Megastars have more to gain from 360 deals. Companies like Live Nation will pay top artists top dollar for the right to finance their entertainment ventures, in deals that give new meaning to the phrase, “all access.” The New York Times has reported that Live Nation is expected to contribute $5 million a year in overhead for five years, with another $25 million available to finance Jay-Z’s acquisitions or investments. Jay-Z also will receive $25 million upfront, a general advance of $25 million including fees for his current tour, and advance payment of $10 million an album for a minimum of three albums during the deal’s 10-year term. Other payments totaling some $20 million is included in exchange for certain publishing, licensing and other rights. Madonna received more than $100 million from Live Nation in exchange for three albums and the exclusive rights to promote her concerts and to market her merchandise in a wide-ranging partnership. U2’s deal with Live Nation gives the company the right to handle their digital distribution, merchandise, and "branding rights" for the next 12 years.
Even the top stars, however, have problems with 360 deals. In 2002, EMI signed Robbie Williams to a $160 million dollar deal giving them a stake in his entire career, however, Williams now wants out of his deal. On Williams’ website, his manager Tim Clark explains that Williams is unhappy with the way that the major labels – including EMI– have dealt with the problems and threats posed by the Internet.

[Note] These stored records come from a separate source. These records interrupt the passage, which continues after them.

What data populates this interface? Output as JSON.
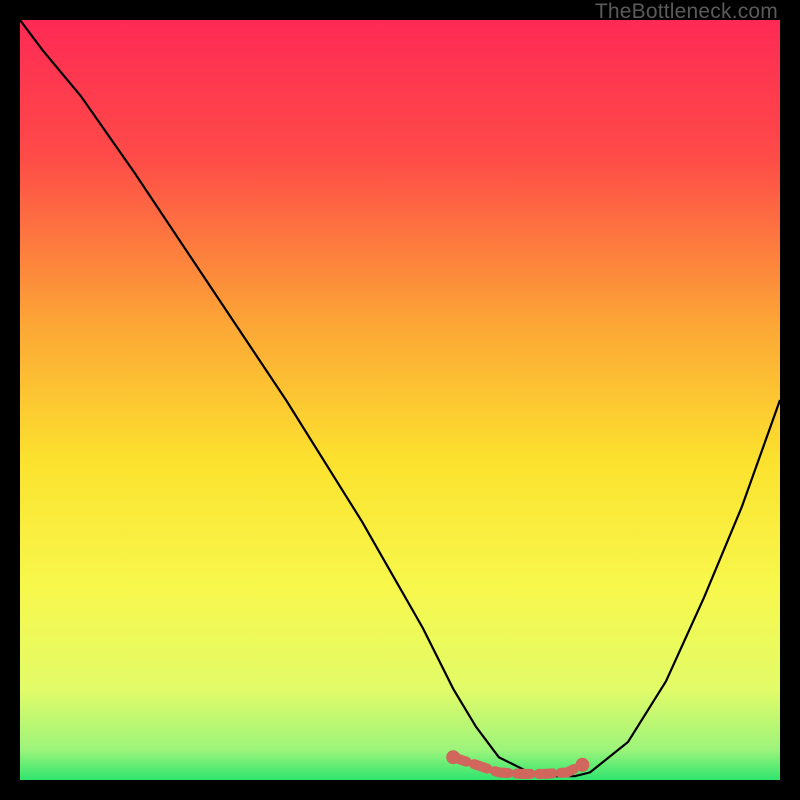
{
  "watermark": "TheBottleneck.com",
  "chart_data": {
    "type": "line",
    "title": "",
    "xlabel": "",
    "ylabel": "",
    "xlim": [
      0,
      100
    ],
    "ylim": [
      0,
      100
    ],
    "series": [
      {
        "name": "curve",
        "x": [
          0,
          3,
          8,
          15,
          25,
          35,
          45,
          53,
          57,
          60,
          63,
          68,
          73,
          75,
          80,
          85,
          90,
          95,
          100
        ],
        "y": [
          100,
          96,
          90,
          80,
          65,
          50,
          34,
          20,
          12,
          7,
          3,
          0.5,
          0.5,
          1,
          5,
          13,
          24,
          36,
          50
        ]
      }
    ],
    "highlight": {
      "name": "optimal-range",
      "color": "#d1675c",
      "x": [
        57,
        60,
        63,
        66,
        69,
        72,
        74
      ],
      "y": [
        3.0,
        2.0,
        1.0,
        0.8,
        0.8,
        1.0,
        2.0
      ]
    },
    "background": {
      "type": "vertical-gradient",
      "stops": [
        {
          "pct": 0,
          "color": "#fe2a55"
        },
        {
          "pct": 18,
          "color": "#fe4b48"
        },
        {
          "pct": 40,
          "color": "#fca636"
        },
        {
          "pct": 58,
          "color": "#fce22e"
        },
        {
          "pct": 75,
          "color": "#f7f84d"
        },
        {
          "pct": 88,
          "color": "#e2fb68"
        },
        {
          "pct": 96,
          "color": "#9df47b"
        },
        {
          "pct": 100,
          "color": "#2ee56e"
        }
      ]
    }
  }
}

It seems unfair that due to the fact that labels are unable to adapt to the changes in the industry, specifically the emphasis to digital technology, artists now have to pay the price. In the case of EMI, which was recently taken over for $6.4 billion by private equity company Terra Firma, it is especially difficult to market and promote albums when half the company was laid off and replaced with people less knowledgable about the industry. As more and more labels are bought out by large investors and more emphasis is put on turning bands into brands by way of 360 deals, there is a real danger that the industry will become less and less about the music.